• **Supplied information**
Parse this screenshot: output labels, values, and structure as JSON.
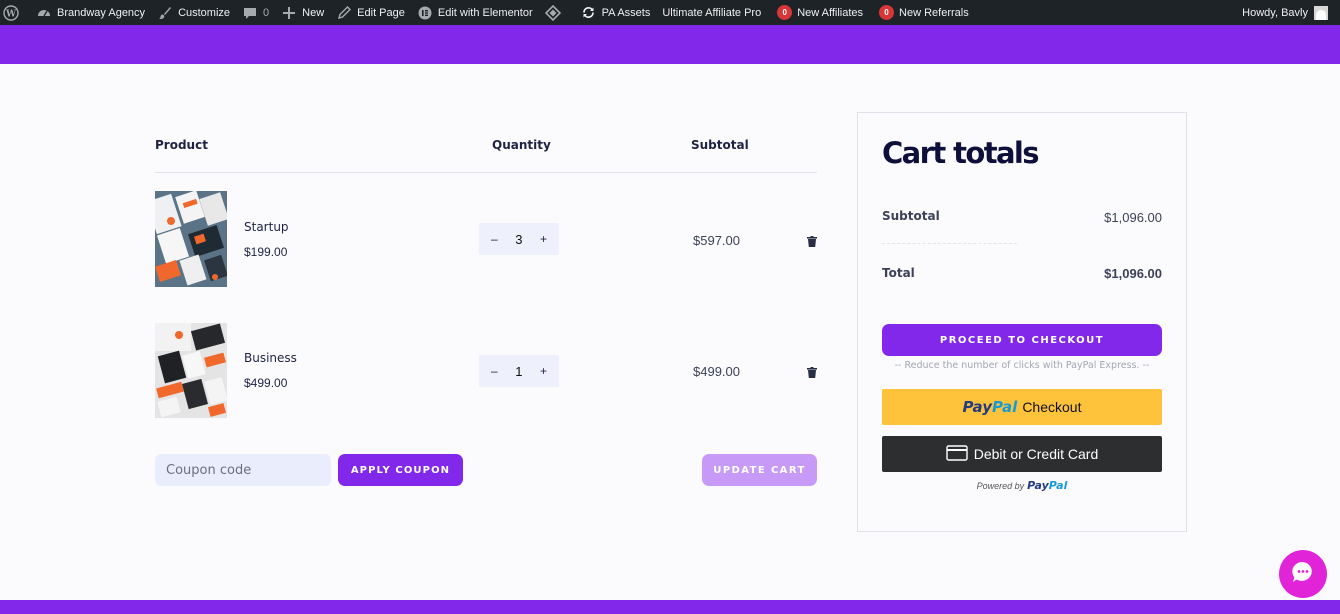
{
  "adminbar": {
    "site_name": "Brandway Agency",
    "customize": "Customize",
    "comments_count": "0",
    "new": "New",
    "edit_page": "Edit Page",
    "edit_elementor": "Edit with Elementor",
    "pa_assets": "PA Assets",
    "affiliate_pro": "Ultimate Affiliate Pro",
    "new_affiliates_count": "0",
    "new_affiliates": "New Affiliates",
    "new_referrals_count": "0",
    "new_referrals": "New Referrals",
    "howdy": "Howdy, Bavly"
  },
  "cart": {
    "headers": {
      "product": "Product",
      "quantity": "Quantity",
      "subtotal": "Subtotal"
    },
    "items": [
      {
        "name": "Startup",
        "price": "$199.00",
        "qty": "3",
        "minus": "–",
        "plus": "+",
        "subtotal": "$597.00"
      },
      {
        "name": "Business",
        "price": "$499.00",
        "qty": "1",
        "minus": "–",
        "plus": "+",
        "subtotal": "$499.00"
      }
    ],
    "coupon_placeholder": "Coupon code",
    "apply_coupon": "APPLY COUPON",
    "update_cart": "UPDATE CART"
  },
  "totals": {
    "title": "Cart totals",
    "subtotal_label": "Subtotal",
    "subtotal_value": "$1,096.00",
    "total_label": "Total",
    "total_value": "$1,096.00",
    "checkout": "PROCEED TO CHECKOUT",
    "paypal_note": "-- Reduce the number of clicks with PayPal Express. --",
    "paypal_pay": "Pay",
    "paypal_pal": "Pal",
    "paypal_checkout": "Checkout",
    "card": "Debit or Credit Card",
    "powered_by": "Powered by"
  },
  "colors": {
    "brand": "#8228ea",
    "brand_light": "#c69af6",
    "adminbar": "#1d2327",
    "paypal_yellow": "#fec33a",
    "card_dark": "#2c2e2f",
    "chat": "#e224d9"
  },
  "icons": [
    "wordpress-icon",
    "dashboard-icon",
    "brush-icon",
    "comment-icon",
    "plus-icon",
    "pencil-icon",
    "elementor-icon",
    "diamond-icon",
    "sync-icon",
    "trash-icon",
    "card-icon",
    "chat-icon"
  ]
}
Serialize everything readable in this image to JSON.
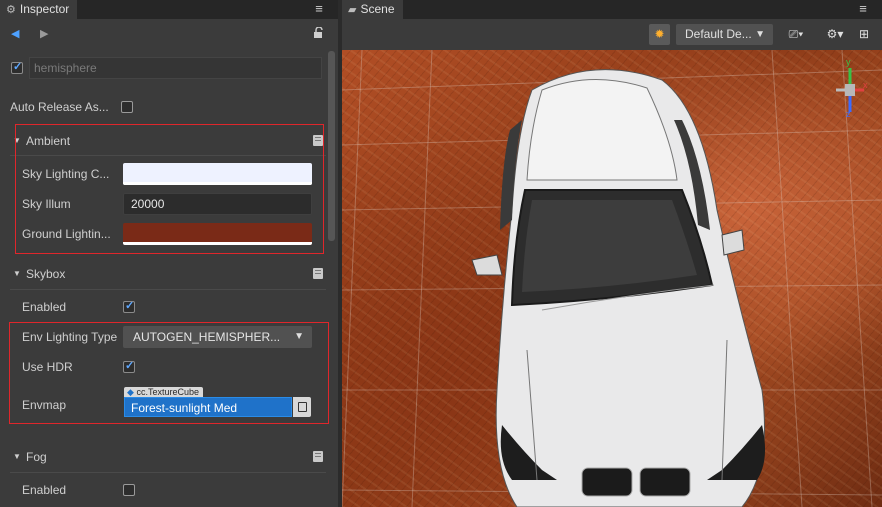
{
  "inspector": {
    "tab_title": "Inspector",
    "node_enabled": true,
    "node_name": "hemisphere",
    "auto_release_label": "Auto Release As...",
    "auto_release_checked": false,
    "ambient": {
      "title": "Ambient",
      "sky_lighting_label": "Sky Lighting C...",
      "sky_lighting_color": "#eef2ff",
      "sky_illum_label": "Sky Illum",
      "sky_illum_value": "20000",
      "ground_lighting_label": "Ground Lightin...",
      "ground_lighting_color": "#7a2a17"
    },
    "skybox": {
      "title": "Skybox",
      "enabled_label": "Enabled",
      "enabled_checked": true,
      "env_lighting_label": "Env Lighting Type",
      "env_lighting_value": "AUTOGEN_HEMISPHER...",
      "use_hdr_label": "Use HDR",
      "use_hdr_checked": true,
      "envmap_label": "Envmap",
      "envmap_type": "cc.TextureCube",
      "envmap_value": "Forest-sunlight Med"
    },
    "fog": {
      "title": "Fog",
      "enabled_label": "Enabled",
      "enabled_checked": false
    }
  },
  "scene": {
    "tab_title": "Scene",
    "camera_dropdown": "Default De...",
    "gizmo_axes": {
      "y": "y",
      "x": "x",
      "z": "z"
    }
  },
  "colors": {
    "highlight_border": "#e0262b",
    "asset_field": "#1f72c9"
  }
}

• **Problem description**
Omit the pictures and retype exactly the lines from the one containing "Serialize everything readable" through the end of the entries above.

• **Exercise output**
Serialize everything readable in this image to JSON.
{
  "inspector": {
    "tab_title": "Inspector",
    "node_enabled": true,
    "node_name": "hemisphere",
    "auto_release_label": "Auto Release As...",
    "auto_release_checked": false,
    "ambient": {
      "title": "Ambient",
      "sky_lighting_label": "Sky Lighting C...",
      "sky_lighting_color": "#eef2ff",
      "sky_illum_label": "Sky Illum",
      "sky_illum_value": "20000",
      "ground_lighting_label": "Ground Lightin...",
      "ground_lighting_color": "#7a2a17"
    },
    "skybox": {
      "title": "Skybox",
      "enabled_label": "Enabled",
      "enabled_checked": true,
      "env_lighting_label": "Env Lighting Type",
      "env_lighting_value": "AUTOGEN_HEMISPHER...",
      "use_hdr_label": "Use HDR",
      "use_hdr_checked": true,
      "envmap_label": "Envmap",
      "envmap_type": "cc.TextureCube",
      "envmap_value": "Forest-sunlight Med"
    },
    "fog": {
      "title": "Fog",
      "enabled_label": "Enabled",
      "enabled_checked": false
    }
  },
  "scene": {
    "tab_title": "Scene",
    "camera_dropdown": "Default De...",
    "gizmo_axes": {
      "y": "y",
      "x": "x",
      "z": "z"
    }
  },
  "colors": {
    "highlight_border": "#e0262b",
    "asset_field": "#1f72c9"
  }
}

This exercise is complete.